Edith Ackermann – one of the masters in the field of designing play – came to teach at Design School Kolding, but in her own words, she was also taught. Among other things, she was very interested in the C6 model and the method cards developed by Associate Professors Silje Kamille Friis and Anne Katrine Gelting and by how the methods has been applied in the project Designing Relationships.
Silje Kamille Friis explained the model and the method cards and Prorector Mette Mikkelsen and Designer Joan Pedersen the project Designing Relationships. Edith Ackermann was excited about the space that the cards create for a common language across different fields of the design profession.
Based on the specific experiences with Designing Relationships she especially noticed how the designers, when applying the methods, become able to identify challenges within the organisation which the organisation itself is not aware of.
- And I notice that while working with your findings you are already registering insights and able to translate these into actions, she said.
She also expressed her admiration for the type of design that Designing Relationships represents.
- Neither I personally nor the American design community are used to seeing social design like this, she said.
Edith Ackermann went back to the United States with a set of method cards. Most of the material she received at the school was mailed to her afterwards but the cards she put in her bag.
- I want to make sure I get them with me, she said.
Children know what to do when they don’t know what to do
Edith Ackermann left behind a number of statements about design and play, including this one: “Children know what to do when they don’t know what to do. They experiment, think, prorotype, test, fail and try again when they play. The process is similar to that of the designer.”
She concluded her visit by commending the school’s ability to frame the actual challenge and verbalise it. She also said that and one of the charateristics of the teachers and students is that they must wear special glasses because they seem to be able to see users better than others. She also praised them for their curiosity and experimental approach which brings them unexpected but important insights.
- You have the possibility to go far beyond ”business as usual”, she said.
Collaboration with the LEGO Foundation
Just as Design School Kolding, Edith Ackermann has close ties with LEGO and indeed her visit was organised in collaboration with the LEGO Foundation. Ackermann visited the school to share her vast knowledge and to inspire students, teachers and additional employees who work with design and play. It is a strategic focus area of the school in terms of teaching and research and organised in the school’s Lab for Design and Play, which is headed by Karen Feder.
- Having Edith Ackermann here served as a great inspiration to all of us, and of course we are proud that she feels she also benefitted from the visit, Karen Feder says.
About Edith Ackermann

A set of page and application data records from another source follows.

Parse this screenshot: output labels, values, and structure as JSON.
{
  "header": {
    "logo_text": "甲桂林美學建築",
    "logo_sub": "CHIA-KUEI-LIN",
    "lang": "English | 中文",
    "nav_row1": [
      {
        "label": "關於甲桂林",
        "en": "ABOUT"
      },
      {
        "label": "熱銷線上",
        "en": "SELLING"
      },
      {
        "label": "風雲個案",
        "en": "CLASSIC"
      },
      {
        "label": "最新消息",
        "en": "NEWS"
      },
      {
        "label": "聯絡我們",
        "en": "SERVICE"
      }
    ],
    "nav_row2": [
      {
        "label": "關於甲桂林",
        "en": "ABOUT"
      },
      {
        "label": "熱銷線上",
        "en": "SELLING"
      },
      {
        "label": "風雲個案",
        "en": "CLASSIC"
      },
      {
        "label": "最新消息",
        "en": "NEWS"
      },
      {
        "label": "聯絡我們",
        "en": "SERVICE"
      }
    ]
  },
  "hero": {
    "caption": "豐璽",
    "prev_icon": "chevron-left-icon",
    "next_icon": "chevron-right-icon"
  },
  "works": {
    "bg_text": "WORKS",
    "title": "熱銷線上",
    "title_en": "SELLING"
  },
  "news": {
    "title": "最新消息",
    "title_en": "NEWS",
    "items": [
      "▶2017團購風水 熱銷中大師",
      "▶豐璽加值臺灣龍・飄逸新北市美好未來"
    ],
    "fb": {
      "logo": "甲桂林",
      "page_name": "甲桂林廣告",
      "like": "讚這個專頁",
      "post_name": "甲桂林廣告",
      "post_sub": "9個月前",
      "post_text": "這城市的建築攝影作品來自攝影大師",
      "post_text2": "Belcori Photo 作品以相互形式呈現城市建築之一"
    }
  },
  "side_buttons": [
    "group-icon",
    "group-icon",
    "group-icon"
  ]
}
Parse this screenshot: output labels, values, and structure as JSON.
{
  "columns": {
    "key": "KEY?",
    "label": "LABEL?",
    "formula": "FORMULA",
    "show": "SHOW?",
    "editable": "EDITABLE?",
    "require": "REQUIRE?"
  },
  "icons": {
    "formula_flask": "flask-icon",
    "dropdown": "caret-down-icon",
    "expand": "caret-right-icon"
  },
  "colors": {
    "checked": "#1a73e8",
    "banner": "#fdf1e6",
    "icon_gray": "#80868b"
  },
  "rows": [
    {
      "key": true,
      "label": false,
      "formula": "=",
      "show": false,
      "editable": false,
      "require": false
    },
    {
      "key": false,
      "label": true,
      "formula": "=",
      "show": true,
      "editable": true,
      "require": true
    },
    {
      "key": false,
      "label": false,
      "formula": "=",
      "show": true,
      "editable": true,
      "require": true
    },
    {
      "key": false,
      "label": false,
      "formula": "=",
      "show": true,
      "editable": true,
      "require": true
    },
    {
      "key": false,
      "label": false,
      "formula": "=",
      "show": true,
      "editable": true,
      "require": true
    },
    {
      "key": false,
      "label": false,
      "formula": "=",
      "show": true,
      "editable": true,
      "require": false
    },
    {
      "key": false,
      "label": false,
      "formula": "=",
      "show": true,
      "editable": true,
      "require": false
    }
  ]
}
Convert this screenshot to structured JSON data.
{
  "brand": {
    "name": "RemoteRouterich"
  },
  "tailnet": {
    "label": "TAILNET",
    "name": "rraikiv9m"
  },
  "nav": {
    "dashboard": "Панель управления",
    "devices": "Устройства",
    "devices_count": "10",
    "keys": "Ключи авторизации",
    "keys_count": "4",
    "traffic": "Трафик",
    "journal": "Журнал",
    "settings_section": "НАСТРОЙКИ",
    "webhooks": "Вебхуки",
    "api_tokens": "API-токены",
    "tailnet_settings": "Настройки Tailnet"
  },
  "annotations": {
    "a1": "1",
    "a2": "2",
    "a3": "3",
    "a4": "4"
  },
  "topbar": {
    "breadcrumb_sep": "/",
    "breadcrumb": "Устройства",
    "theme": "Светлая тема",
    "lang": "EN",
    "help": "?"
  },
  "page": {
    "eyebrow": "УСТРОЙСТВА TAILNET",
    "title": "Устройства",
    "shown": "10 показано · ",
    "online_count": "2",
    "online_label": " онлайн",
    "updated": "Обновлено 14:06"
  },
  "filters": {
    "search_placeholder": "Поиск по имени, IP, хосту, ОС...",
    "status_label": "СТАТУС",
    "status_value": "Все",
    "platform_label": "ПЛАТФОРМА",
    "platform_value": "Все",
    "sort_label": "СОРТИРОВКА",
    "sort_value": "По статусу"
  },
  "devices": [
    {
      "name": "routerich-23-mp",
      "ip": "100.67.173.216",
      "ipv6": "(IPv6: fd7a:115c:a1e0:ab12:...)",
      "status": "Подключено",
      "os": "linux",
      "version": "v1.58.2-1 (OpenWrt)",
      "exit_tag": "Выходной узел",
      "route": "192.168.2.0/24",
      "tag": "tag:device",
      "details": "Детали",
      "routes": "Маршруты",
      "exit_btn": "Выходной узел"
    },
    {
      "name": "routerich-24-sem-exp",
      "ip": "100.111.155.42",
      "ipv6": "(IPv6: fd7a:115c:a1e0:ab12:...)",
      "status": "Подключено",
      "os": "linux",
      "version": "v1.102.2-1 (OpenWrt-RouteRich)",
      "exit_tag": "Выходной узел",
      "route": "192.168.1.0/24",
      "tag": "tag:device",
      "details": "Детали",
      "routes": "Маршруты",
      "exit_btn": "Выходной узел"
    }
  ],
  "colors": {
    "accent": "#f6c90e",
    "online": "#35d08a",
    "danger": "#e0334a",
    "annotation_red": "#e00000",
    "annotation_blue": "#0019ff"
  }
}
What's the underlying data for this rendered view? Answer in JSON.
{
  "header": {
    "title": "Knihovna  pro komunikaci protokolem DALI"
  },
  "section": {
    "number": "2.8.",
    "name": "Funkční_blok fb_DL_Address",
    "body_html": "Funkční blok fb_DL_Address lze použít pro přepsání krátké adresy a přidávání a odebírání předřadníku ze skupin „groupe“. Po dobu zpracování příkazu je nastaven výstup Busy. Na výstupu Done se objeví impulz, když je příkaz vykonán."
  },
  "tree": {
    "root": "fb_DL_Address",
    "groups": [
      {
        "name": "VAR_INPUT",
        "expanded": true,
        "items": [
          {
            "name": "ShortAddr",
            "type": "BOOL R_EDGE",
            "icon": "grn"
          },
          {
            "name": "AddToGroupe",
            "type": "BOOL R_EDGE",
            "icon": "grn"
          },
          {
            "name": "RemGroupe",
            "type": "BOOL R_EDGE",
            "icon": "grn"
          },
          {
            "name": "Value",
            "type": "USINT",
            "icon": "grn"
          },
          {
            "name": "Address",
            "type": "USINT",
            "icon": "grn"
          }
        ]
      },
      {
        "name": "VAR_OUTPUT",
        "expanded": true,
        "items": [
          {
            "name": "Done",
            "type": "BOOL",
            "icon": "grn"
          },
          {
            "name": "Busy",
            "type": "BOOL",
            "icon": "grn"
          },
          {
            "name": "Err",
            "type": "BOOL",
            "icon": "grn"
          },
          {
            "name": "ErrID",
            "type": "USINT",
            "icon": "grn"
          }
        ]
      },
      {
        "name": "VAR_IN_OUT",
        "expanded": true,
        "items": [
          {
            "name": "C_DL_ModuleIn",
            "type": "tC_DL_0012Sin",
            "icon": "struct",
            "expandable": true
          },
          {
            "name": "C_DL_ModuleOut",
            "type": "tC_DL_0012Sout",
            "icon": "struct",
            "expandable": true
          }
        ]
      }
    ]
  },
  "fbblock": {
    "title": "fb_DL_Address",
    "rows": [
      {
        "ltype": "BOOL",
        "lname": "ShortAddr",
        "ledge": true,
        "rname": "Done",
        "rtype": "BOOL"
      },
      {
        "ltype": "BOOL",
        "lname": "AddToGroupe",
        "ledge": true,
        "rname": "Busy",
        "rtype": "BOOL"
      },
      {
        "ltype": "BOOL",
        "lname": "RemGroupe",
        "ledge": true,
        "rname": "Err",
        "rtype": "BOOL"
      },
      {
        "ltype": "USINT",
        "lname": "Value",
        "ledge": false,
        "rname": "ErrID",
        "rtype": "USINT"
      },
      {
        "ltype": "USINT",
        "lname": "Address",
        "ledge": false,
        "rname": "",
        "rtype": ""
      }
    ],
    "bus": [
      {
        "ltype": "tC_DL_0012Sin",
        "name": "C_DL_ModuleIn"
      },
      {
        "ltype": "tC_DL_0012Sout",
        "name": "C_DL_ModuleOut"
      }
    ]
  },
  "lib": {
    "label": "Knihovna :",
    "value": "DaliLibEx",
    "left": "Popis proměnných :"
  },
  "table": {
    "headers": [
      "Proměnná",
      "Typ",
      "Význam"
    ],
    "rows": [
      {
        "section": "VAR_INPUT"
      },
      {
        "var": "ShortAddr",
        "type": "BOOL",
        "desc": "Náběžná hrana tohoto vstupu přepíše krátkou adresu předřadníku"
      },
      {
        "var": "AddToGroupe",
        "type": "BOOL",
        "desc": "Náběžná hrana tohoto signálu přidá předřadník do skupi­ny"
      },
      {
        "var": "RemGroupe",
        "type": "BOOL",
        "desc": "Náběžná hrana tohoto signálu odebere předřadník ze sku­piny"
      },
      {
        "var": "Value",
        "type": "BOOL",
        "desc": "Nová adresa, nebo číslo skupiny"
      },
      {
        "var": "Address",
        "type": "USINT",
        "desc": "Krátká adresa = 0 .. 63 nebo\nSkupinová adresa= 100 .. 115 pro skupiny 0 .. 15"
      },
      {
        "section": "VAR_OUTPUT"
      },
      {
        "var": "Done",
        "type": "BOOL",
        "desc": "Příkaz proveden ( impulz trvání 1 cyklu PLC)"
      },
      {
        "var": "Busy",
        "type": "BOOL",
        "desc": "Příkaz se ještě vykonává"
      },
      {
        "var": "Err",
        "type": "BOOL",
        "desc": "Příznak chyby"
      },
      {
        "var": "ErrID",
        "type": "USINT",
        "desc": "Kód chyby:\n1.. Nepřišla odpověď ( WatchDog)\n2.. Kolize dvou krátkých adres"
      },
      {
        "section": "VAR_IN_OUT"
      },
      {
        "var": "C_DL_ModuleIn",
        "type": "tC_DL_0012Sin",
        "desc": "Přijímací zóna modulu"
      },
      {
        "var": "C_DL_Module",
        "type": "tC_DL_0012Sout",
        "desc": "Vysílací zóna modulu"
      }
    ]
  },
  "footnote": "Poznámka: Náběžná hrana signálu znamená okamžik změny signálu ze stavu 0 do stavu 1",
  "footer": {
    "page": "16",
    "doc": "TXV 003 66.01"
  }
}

Edith K. Ackermann is a Honorary Professor of Developmental Psychology, at the University of Aix-Marseille 1, France. Currently a Visiting Scientist at the Massachusetts Institute of Technology, School of Architecture, and a Visiting Professor at the University of Siena, Department of Communication. She teaches graduate students, conducts research, and consults for companies, institutions, and organizations interested in the intersections between learning, teaching, design, and digital technologies.